**WHAT YOU SHOULD DO:**
Your answer must be a single number: how many lines in the records below contain the word "挑战高考极限".

Element data from apps and pages

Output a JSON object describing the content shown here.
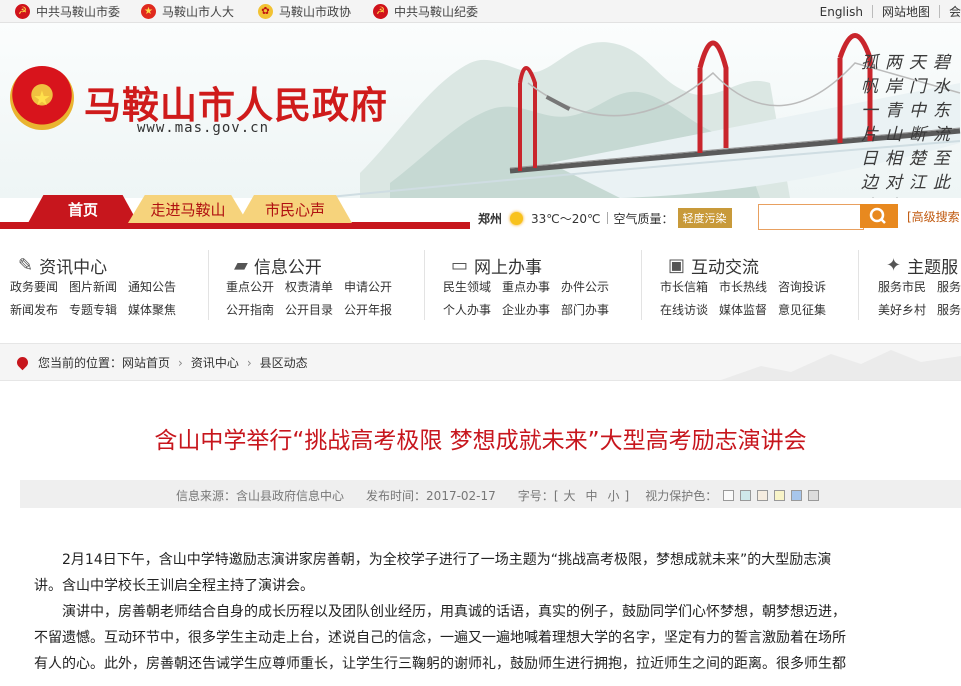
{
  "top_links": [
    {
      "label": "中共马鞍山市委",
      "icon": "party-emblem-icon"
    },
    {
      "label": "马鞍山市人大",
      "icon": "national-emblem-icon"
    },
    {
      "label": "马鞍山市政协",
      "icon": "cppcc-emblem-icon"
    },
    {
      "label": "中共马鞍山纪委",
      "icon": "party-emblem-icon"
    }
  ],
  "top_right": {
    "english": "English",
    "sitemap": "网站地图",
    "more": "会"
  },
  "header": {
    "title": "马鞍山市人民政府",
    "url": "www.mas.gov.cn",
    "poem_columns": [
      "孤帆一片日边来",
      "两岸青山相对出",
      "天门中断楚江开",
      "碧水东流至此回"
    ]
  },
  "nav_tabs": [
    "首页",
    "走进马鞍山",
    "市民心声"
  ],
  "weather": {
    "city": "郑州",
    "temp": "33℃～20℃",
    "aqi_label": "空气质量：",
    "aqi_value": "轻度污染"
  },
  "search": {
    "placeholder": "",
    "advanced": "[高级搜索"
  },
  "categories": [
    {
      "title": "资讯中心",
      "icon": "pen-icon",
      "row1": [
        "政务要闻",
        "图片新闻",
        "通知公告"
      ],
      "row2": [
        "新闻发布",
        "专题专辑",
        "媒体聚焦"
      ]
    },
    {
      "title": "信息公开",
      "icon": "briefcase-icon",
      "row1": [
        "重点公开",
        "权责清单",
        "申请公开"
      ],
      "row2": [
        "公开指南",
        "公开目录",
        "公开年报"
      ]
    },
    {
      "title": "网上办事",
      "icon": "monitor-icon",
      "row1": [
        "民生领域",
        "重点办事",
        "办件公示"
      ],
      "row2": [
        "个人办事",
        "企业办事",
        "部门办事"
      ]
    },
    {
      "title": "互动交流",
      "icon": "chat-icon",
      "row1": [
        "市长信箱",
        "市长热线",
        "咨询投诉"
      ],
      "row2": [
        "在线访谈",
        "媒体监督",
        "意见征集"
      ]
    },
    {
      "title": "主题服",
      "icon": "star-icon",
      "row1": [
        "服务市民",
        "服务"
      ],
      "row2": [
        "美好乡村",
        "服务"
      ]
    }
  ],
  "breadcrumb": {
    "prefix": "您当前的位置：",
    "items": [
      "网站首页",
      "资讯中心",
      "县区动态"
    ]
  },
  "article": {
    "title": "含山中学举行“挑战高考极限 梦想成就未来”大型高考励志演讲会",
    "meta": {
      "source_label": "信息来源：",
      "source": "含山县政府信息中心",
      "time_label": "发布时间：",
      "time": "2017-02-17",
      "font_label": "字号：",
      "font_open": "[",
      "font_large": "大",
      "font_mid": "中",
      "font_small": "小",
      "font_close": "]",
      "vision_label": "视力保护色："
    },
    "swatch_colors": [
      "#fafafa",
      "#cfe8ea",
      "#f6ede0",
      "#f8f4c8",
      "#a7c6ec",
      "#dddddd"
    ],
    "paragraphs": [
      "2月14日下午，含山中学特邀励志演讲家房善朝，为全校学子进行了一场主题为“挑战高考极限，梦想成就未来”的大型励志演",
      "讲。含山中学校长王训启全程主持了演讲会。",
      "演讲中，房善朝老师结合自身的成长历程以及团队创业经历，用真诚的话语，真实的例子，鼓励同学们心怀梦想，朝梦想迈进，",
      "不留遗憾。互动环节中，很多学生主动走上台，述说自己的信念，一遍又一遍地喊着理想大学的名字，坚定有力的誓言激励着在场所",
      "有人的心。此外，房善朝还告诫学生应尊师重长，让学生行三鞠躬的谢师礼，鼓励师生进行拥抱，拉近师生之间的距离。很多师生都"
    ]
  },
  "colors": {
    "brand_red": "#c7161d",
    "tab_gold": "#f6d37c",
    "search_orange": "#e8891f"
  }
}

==

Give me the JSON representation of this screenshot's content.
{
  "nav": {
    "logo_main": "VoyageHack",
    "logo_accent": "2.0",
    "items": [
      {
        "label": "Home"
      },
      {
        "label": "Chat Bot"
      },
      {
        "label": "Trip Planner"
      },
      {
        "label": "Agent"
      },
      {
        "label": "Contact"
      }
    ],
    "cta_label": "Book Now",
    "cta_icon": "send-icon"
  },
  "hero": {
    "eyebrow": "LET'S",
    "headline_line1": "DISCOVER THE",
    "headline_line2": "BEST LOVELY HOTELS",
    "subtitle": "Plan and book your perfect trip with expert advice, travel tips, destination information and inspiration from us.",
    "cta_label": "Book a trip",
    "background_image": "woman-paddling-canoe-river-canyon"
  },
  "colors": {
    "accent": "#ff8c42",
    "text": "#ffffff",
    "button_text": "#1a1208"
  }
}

**RESPONSE AREA:**
2